So, our story continues the quest of Mantissa to avenge his lover and liberate the slaves from the cruel yoke of Opet, its tyrannical inbred king, and its wicked, bloodthirsty gods. Now see? Doesn't that sound like a much more epic pulp adventure saga? So, Mantissa the black Spartacus rallies an army (somehow comprising tribes from most of sub-Saharan Africa), and besieges Opet. The writer describes Mantissa's soldiers as soulless insects, willing to sacrifice themselves without question. To make a long story short, they burn the city down, chuck every trace it existed into a sinkhole, seal up the cave the main characters found in the present, and Mantissa dies anticlimactically. His army splinters, and all that is left are a few legends. Remember the bushman? The nobles sent him off on a bogus mission far away "for his own good." So, just about everyone dies in the historic arc.
At the end, we get a couple of newspaper articles detailing what happens to the modern protagonists. The businessman dies from the fungal infection, while the two archeologists survive and get married. Thus ends "Sunbird," and you might feel a slightly racist aftertaste in your month. Let's see what themes we've covered: magical negroes (in the form of the servile bushman sidekick), "white man's burden" (the idea that the poor blacks need to be kept in line by the whites rather than treated as equal under law), the implication that blacks are uncivilized brutes seeking to annihilate "superior" cultures by crudely copying their tactics, and that inbred, racist oligarchies must use harsh punishments to stay in power at all costs. Even racially mixed characters are shown with contempt, such as a unit of racially-mixed warriors that betrays the city of Opet near the end.

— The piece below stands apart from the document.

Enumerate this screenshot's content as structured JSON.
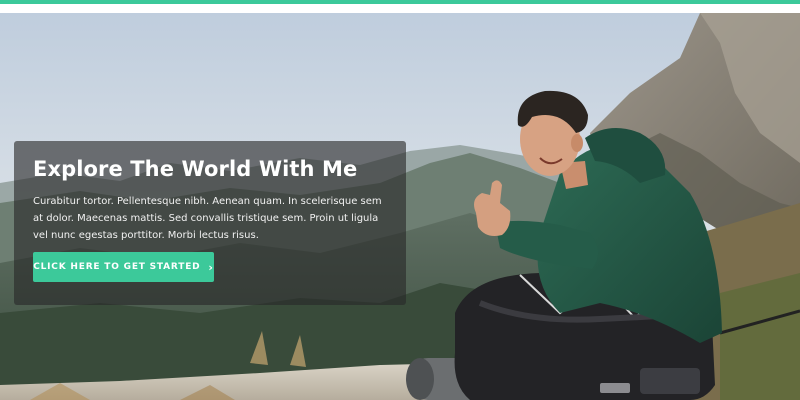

Now, there is some (probably unintended) poetic irony in all of this. All of the problems of the historic arc (including the annihilation of the city) were caused by their failure to adjust or give more rights to the underclass. If they avoided the incessant cruelty (which even the king gets called out on), they'd probably not have created such a foe. The same goes for the present, where giving blacks greater political recognition would isolate the deranged terrorists politically. Given this book was written before the fall of apartheid in South Africa, it is even more embarrassing today.
Themes aside, the book was rather enjoyable. The writing was rather solid. The characters were well developed and interesting in both the modern and ancient arcs (even if the antagonist of the ancient segment was one of the more sympathetic characters out of the whole lot). The problems of this tome come from hamfisted drama created by the love triangle and the racist themes burdening it like so much worthless chaff. The romance subplots ruin the otherwise solid pacing and thorough research. Not to worry, though, as racism will soon be a thing of the past, as your minds and bodies become fused into zomborgs. I'm Dr. Bizarro, and dare you to return to the Bookshelf of Horrors, where your worst tomes become my favorite tortures.